- Unintended weight loss
- Loss of appetite
- Trouble thinking or unexpected memory loss, especially if they affect the tasks of daily living
- Depression or despair
- Chronic infections as a sign of weakening immune system
- Trouble swallowing
No single test points to a diagnosis of AFTT. Doctors rely on health history, family interviews, blood tests and experienced clinical judgement.
A doctor may test for functional ability by asking a patient to rise from a chair, walk a certain distance and then return. Exams may also include cognitive ability tests to measure thinking and memory.
You may hear medical professionals talk about frailty. Both are age-related declines with many of the same risk factors. Failure to thrive is sometimes referred to as the end-stage of frailty.
Intervention and medical treatments help many patients, but some continue to decline, including individuals who have spent years dealing with chronic diseases. Patients may lose their appetite as the body is less able to absorb nutrients. If patients don't want to continue aggressive treatment or tube feedings, it may be time to ask about hospice care.
End-of-life conversations are difficult, even for some health care professionals. It’s important for patients and family members to ask questions, understand their options and express their goals and values.
People often say that quality of life is more important than how long they’ll live. Hospice conversations help patients and family members share what’s really important to them at the end of life. Hospice helps patients reach their goals by reducing the stress, pain and other symptoms of a serious illness.
Hospice care is available at home, in a nursing facility or hospital. Regardless of the setting, hospice patients may continue treatments for conditions not related to their terminal illness. For example, a patient with diabetes can get checkups and diabetes medication covered by Medicare or other insurance.
Failure to thrive in the elderly is a debilitating condition requiring significant caregiver support. Hospice at home can be mentally and physically challenging, but patients and families have the full support of our hospice team.
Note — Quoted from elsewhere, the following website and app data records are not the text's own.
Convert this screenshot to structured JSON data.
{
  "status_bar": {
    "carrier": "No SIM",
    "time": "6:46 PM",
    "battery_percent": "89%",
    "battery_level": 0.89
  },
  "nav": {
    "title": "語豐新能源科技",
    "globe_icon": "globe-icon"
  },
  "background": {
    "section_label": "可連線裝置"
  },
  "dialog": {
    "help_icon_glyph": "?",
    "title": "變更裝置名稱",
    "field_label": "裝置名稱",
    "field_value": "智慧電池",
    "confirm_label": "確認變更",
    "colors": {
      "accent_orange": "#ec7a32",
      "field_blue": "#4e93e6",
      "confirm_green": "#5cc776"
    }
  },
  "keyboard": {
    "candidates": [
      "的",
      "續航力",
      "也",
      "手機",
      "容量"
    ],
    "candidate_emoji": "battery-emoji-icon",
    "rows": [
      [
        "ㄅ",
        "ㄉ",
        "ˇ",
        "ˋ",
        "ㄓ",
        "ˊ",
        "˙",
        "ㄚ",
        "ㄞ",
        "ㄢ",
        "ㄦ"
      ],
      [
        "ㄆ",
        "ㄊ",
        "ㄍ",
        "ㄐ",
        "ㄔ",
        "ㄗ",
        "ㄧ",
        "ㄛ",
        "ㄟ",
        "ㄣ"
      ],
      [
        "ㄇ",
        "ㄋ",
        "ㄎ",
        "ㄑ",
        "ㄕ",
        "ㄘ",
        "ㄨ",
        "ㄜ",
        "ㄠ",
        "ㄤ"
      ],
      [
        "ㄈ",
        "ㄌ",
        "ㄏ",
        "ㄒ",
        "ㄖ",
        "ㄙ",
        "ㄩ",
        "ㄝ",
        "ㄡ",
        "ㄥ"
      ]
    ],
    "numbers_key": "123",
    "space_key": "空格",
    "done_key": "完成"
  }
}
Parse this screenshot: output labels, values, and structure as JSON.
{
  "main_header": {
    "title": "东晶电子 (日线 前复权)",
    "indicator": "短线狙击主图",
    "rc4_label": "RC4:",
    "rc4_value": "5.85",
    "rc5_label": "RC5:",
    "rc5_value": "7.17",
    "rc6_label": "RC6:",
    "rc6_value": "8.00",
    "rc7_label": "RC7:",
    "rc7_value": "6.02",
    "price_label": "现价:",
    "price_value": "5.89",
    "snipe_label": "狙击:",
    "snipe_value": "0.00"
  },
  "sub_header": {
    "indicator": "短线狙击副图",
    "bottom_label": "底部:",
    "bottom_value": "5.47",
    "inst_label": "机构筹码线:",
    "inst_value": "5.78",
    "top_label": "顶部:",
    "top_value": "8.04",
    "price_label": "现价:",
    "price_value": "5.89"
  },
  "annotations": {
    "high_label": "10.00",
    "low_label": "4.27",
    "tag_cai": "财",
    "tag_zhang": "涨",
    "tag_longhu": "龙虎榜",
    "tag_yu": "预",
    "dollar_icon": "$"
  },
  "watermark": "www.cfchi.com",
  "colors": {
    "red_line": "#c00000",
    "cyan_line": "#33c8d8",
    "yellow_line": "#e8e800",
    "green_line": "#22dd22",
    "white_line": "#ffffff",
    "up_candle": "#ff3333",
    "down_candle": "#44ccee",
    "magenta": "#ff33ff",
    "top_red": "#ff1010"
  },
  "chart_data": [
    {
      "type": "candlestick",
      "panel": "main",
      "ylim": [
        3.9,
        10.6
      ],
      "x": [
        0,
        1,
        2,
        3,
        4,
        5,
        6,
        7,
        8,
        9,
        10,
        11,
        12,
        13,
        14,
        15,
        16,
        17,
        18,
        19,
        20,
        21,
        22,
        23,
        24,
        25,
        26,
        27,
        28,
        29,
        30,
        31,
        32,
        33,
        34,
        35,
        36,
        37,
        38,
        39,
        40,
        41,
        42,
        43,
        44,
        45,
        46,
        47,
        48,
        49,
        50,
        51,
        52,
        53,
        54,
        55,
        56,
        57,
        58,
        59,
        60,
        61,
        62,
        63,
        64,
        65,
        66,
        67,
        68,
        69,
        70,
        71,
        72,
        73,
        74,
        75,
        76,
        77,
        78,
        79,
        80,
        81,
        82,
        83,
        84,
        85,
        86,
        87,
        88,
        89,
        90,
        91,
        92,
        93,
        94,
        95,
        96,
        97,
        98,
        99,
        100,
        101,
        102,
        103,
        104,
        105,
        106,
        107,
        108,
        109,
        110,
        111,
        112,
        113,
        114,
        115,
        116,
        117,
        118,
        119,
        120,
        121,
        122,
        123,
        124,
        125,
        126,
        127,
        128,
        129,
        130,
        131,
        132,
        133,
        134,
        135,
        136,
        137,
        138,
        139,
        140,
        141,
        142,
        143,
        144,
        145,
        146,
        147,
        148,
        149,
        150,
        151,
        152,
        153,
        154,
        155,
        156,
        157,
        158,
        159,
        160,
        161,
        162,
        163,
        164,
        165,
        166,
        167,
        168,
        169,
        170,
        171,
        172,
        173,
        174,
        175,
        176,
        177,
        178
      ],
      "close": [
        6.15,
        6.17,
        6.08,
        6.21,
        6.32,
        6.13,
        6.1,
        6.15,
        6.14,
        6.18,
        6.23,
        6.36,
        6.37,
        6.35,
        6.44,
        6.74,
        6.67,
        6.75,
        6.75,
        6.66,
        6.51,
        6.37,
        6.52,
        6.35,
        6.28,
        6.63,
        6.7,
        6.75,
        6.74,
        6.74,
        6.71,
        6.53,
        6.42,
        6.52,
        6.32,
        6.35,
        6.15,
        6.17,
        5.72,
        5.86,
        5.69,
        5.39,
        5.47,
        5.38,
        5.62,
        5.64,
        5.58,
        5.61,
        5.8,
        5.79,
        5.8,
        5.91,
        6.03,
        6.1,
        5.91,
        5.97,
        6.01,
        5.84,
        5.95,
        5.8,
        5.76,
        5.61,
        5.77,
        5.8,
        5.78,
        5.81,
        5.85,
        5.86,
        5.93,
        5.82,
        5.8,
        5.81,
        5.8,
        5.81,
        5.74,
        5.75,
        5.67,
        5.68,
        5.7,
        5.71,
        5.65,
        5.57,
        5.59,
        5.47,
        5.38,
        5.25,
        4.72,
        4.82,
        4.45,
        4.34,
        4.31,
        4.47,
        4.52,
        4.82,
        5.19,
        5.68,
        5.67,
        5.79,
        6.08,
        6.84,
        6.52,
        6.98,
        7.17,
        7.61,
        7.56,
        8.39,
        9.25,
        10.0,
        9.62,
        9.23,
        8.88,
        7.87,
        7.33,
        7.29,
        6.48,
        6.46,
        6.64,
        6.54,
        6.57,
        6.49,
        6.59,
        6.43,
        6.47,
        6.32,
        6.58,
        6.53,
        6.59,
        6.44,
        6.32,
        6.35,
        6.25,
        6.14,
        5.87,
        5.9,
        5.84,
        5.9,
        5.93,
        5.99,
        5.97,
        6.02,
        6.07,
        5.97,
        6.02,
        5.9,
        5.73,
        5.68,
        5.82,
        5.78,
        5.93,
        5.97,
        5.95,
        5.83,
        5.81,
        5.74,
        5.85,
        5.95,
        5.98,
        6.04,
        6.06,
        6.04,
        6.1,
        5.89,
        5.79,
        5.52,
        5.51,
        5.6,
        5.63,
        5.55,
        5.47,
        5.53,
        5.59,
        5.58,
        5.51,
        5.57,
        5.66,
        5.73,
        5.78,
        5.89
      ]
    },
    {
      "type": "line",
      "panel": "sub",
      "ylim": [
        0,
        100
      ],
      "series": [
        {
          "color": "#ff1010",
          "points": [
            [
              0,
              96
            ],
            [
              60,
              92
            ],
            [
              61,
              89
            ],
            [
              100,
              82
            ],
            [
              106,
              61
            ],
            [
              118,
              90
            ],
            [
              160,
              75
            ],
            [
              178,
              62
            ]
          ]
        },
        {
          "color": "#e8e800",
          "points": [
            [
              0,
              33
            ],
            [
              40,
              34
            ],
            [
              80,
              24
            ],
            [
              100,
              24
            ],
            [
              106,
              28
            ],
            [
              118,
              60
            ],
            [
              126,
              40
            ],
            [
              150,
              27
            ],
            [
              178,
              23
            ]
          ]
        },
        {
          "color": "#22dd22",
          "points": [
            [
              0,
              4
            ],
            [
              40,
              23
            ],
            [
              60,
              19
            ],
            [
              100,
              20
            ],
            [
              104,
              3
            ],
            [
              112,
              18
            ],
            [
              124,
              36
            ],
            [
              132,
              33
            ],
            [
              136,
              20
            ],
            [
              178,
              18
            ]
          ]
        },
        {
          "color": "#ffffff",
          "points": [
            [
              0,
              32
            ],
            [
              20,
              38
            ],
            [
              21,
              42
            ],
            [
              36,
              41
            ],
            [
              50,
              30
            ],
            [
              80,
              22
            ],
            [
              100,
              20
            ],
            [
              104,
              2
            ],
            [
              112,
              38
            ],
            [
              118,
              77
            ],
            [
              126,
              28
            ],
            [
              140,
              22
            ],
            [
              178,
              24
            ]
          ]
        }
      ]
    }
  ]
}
If your loved one decides to enter home hospice care, our promise is to support you and your family along every step of the hospice journey.
We're here to help you with well-informed hospice decisions.